Thanks to this model and its various intersections, we can find out whether, in fact, satisfying the needs of sustainability can have real added value not only for the firm, to be included therefore among the “complementary” priorities of agribusiness, but also for human society as a whole and the state of health of the planet. These subdivisions provide thus a unique meeting point for all the forces that are present, from the founding values of every firm that deals with agriculture to issues related to the environmental impact of their activities and the exploitation of the territory (“terroir”) where they are grounded and operate.
How the Model Works
The model, presented at the ANGA Conference on 6-7 June, will have a dedicated platform that will allow participating firms to fill out the SDG Agrifood Canval Model directly online: in just a few clicks, they can enter the data they already know, specifying in what way and also providing any supporting links, with a simple drag & drop system. They will be able to just drag the target to be reached in the desired area, fill it out and the model will automatically save.
The system will provide a percentage of completion of the Agrifood SDGs and a precise record for each completed task, including dates, requirements fulfilled, a brief explanatory note and the possibility of inserting links and supporting multimedia material. Moreover, this model will be downloadable in an open format and made available for analysis through a special online platform, which will gather all the firms that compile this model in open data format or through a file that can be consulted in pdf. In this way firms will also have the possibility to see what are the available and proven best practices and what steps have been taken by other firms in the same sector to adapt to the agri-food SDGs.
Once the platform is operational, a certificate of compliance will be issued to participating firms.

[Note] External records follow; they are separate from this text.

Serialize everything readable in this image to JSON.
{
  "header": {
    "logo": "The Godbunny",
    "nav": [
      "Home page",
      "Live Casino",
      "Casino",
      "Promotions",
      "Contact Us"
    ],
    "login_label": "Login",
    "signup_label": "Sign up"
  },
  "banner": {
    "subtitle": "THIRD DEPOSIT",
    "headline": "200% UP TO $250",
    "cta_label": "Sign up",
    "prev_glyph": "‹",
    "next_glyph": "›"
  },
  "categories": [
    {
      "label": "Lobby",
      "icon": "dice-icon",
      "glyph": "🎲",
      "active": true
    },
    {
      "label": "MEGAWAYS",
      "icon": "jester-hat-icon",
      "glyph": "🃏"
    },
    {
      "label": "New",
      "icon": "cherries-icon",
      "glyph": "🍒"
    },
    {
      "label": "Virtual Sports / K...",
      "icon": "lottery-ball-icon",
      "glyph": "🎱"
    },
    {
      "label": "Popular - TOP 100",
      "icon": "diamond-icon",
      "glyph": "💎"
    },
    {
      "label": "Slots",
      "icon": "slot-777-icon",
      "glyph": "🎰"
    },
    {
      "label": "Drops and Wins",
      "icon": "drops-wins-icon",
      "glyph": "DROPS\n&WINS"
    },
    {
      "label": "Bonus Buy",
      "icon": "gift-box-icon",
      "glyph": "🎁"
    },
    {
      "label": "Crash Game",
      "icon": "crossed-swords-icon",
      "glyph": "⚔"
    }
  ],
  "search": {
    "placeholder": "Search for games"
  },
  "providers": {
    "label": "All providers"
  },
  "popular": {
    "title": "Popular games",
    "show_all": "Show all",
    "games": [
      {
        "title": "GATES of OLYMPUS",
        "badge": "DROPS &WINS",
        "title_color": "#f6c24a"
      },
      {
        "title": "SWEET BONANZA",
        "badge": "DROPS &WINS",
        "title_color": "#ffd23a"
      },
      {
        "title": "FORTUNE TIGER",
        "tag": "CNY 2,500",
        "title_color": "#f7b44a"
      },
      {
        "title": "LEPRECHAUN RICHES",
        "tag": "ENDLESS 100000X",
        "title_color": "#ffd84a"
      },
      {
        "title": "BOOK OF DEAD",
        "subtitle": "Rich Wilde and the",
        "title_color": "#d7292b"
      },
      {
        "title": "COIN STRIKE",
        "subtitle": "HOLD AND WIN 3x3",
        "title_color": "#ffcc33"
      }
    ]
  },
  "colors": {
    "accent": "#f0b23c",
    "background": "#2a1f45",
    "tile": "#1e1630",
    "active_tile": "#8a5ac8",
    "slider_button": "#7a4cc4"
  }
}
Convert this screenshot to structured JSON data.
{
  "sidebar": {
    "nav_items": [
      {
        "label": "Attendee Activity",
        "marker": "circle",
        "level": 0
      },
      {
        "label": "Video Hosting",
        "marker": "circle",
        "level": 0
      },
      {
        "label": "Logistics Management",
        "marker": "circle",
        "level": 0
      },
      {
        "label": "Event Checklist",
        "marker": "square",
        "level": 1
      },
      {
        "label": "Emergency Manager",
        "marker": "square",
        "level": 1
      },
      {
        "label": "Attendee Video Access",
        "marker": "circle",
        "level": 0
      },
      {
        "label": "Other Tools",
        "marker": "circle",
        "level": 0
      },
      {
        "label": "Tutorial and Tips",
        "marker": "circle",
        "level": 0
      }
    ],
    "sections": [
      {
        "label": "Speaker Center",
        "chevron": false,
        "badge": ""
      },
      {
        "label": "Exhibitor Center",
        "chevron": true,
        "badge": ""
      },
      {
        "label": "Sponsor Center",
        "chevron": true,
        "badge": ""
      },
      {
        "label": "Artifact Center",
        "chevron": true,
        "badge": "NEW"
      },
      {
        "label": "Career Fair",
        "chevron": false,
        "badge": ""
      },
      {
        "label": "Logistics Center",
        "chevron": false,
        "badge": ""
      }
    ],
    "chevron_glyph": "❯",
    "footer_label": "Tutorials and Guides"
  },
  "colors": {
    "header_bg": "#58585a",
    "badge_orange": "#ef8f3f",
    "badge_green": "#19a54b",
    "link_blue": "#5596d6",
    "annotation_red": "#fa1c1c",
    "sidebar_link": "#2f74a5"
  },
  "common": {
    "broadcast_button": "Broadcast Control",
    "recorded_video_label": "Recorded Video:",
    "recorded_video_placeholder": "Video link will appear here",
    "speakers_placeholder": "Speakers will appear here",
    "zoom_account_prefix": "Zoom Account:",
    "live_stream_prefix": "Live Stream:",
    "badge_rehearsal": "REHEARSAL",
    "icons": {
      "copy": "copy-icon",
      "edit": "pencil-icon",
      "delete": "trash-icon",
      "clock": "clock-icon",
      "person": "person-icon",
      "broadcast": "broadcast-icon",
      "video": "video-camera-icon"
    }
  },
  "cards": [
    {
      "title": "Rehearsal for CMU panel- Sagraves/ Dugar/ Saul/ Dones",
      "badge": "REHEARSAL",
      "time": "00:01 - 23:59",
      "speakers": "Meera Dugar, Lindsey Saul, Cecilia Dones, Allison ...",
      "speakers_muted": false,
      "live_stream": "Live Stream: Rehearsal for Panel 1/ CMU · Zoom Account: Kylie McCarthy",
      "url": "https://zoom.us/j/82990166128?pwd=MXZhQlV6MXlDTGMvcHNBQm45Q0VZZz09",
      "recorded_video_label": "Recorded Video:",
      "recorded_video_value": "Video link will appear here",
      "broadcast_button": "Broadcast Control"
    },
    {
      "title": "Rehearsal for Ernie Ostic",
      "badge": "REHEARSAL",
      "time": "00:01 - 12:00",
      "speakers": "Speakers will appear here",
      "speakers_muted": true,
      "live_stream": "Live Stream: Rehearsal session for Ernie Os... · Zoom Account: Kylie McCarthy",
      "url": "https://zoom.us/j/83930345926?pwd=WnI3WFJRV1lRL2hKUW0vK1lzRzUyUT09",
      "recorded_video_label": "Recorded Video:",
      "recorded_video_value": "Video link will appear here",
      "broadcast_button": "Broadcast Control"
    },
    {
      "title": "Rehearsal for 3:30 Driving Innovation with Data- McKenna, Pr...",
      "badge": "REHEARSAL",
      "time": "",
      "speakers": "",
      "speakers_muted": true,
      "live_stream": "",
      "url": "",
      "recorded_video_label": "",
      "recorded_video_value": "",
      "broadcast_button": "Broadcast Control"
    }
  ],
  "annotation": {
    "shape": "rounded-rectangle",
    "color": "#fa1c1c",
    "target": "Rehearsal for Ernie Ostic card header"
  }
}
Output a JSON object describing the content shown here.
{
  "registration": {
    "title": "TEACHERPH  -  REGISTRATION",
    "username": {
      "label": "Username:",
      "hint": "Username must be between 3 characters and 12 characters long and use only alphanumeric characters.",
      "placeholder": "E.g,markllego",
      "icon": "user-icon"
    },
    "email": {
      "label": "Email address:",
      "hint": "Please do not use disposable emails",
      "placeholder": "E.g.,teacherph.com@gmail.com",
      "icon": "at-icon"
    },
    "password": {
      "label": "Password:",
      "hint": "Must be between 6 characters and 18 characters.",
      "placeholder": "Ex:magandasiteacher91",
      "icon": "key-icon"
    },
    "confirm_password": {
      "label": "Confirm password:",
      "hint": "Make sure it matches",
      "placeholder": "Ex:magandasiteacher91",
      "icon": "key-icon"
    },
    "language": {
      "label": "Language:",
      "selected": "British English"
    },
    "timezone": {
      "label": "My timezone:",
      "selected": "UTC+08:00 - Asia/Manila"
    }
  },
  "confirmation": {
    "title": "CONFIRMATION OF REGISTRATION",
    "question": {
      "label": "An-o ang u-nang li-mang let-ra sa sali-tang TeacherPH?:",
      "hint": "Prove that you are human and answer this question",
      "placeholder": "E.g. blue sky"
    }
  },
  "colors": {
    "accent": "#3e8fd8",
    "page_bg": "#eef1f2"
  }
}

More information coming soon. Please contact impakter at info[at] impakter.com – Title SDGs Business Model Canvas
FEATURED IMAGE CREDIT: Anga Confagricoltura image for social agriculture.